Dataset excerpts

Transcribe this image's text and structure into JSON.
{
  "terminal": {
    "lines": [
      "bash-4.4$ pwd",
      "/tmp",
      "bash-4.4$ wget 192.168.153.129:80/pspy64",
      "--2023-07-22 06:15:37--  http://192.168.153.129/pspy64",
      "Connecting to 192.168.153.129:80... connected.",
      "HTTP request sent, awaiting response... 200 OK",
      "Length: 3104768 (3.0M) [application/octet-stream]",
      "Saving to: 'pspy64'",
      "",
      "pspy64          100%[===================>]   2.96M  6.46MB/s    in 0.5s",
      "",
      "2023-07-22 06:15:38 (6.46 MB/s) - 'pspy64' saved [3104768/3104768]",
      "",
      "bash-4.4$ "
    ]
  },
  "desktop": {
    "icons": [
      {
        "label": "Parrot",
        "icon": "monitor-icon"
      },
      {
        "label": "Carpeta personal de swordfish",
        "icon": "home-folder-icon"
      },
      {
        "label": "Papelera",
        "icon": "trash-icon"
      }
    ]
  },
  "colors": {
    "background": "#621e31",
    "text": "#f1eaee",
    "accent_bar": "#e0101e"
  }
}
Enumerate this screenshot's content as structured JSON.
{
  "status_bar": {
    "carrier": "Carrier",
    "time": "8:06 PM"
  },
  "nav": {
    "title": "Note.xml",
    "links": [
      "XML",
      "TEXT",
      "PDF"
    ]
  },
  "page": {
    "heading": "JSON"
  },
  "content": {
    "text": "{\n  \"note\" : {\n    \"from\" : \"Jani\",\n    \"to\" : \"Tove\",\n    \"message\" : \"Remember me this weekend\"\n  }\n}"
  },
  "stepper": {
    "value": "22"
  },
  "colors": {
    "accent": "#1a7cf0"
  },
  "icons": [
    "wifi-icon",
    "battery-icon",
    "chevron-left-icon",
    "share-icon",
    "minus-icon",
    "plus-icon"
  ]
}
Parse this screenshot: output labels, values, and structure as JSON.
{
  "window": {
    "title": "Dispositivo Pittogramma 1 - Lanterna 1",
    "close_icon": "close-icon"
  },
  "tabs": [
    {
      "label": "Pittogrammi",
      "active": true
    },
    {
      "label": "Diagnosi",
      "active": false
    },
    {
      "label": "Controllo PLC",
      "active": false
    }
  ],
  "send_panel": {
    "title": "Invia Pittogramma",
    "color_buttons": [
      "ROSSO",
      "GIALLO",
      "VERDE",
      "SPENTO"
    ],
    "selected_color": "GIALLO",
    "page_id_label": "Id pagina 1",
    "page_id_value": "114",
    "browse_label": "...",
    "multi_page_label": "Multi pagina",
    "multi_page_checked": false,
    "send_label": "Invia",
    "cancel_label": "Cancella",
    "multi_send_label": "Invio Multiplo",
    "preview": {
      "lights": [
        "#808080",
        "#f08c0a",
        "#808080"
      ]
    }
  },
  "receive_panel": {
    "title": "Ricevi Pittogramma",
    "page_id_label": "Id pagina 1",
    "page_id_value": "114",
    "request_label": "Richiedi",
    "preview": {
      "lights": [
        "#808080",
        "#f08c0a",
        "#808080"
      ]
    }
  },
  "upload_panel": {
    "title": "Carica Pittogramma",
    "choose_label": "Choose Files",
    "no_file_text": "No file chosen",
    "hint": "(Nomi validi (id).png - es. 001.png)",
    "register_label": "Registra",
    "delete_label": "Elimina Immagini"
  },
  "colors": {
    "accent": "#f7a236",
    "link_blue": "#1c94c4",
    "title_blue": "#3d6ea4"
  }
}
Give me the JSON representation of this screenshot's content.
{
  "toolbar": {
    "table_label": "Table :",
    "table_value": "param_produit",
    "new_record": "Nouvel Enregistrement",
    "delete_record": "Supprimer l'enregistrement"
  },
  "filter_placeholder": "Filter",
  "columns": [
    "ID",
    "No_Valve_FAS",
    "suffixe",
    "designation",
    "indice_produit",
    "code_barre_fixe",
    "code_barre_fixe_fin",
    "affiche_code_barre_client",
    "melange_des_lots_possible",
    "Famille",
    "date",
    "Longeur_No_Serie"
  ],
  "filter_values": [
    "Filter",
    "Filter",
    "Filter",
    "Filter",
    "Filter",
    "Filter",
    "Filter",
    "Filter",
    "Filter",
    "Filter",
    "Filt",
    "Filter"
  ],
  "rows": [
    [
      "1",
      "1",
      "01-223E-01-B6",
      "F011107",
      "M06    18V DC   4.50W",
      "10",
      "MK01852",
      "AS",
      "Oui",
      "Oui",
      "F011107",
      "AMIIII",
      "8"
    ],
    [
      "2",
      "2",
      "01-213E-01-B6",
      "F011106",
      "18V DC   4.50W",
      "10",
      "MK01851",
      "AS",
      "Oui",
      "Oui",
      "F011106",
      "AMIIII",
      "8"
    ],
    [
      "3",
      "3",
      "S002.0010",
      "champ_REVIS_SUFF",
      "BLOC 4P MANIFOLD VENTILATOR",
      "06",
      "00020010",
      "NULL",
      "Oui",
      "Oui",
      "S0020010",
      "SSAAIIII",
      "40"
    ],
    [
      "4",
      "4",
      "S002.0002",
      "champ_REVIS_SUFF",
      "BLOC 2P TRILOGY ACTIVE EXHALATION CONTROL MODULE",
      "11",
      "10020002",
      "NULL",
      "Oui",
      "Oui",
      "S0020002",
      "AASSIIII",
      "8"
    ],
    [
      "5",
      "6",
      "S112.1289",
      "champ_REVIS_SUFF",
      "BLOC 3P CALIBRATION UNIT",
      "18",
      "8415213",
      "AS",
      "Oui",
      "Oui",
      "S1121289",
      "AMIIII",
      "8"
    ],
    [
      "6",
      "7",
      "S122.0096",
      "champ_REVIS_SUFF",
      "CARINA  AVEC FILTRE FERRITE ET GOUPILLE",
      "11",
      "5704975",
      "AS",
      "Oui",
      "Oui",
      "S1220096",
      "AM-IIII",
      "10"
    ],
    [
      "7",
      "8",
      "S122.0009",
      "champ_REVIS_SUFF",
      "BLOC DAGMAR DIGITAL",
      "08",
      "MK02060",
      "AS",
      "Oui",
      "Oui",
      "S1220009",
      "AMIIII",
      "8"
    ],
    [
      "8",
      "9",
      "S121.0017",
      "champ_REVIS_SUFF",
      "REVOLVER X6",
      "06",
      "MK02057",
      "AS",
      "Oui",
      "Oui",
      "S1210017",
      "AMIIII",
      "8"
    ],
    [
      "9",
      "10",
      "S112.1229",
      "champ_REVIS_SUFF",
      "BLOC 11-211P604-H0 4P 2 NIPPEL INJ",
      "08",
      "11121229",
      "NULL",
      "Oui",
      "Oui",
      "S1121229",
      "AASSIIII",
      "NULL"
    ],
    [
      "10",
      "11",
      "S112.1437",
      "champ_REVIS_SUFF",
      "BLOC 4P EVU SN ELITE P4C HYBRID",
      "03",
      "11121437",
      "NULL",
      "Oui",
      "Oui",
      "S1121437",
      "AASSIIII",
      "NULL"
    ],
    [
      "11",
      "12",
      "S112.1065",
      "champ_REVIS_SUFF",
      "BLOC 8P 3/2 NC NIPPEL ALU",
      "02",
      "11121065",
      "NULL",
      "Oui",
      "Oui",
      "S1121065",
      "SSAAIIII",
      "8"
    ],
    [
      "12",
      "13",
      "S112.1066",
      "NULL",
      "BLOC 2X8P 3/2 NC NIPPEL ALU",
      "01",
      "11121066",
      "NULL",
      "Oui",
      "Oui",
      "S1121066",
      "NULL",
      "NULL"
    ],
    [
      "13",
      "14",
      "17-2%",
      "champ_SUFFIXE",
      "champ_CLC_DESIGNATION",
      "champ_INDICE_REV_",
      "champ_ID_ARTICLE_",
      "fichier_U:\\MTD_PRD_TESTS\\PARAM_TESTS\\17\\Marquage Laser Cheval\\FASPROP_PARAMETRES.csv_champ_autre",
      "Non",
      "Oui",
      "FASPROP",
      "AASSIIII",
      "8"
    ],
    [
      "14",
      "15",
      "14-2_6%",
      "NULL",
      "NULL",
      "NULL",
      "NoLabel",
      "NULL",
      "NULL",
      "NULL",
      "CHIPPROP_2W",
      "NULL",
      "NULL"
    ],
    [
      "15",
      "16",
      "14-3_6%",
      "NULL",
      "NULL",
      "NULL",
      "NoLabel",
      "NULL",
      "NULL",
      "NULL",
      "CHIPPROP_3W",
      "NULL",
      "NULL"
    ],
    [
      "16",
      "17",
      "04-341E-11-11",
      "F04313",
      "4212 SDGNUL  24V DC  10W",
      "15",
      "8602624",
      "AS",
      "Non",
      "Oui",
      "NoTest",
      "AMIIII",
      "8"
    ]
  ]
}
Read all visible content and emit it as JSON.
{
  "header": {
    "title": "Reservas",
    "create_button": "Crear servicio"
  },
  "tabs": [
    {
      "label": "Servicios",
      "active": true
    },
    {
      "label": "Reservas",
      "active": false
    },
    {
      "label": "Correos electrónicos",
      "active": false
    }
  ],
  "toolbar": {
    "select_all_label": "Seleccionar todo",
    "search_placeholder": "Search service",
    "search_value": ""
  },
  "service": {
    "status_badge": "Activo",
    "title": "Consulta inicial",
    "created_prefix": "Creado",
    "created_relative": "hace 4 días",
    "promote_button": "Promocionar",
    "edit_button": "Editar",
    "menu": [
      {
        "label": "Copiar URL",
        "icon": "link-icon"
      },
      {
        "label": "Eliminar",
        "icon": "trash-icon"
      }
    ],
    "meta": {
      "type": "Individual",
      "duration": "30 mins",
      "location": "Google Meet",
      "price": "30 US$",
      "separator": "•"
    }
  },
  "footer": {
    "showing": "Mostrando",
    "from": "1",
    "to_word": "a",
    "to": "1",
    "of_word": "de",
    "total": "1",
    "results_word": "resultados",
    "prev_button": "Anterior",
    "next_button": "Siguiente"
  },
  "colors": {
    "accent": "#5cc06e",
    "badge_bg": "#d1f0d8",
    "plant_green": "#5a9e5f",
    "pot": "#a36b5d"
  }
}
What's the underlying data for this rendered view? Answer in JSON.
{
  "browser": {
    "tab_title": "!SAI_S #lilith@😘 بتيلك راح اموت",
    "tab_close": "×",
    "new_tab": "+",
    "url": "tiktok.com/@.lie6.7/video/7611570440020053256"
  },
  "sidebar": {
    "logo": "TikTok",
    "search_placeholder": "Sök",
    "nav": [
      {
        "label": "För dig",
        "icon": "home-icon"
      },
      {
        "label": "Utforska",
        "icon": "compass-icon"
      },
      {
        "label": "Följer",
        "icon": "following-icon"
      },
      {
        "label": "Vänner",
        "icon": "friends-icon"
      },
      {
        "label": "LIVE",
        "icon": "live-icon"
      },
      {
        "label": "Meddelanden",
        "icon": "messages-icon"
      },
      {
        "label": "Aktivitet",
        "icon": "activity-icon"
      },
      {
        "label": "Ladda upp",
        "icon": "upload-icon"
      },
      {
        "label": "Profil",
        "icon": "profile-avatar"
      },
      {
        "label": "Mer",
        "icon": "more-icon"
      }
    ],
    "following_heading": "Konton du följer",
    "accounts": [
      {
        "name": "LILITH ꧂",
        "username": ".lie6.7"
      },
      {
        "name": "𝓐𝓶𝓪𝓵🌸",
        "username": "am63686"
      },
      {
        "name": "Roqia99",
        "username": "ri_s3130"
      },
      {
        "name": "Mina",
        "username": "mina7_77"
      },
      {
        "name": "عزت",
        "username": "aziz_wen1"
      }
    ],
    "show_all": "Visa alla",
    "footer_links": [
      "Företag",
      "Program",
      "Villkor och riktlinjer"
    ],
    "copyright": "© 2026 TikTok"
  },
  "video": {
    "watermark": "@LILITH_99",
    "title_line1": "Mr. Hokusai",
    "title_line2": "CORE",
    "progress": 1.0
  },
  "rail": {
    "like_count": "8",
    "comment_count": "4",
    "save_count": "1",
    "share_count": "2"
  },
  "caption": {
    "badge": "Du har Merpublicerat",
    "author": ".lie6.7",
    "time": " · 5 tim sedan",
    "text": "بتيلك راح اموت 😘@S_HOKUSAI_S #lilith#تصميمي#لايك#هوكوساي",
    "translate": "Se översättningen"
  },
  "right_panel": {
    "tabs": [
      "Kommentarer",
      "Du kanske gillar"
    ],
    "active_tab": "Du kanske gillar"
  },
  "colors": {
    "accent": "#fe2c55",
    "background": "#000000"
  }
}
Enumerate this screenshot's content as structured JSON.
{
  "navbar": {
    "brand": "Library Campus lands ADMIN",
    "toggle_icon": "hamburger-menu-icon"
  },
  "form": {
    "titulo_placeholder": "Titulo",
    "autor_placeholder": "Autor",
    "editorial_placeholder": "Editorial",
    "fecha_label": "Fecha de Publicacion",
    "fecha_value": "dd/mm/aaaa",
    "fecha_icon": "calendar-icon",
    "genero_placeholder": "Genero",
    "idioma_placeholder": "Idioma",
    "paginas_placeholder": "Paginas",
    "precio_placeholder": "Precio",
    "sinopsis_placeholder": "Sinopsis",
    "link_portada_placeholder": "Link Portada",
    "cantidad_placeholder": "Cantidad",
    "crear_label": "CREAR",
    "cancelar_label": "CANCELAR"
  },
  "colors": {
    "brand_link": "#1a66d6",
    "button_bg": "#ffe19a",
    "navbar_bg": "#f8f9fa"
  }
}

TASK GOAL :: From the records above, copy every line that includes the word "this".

EXERCISE RESULT ::
Transcribe this image's text and structure into JSON.
Enumerate this screenshot's content as structured JSON.
    "text": "{\n  \"note\" : {\n    \"from\" : \"Jani\",\n    \"to\" : \"Tove\",\n    \"message\" : \"Remember me this weekend\"\n  }\n}"
Parse this screenshot: output labels, values, and structure as JSON.
Give me the JSON representation of this screenshot's content.
What's the underlying data for this rendered view? Answer in JSON.
Enumerate this screenshot's content as structured JSON.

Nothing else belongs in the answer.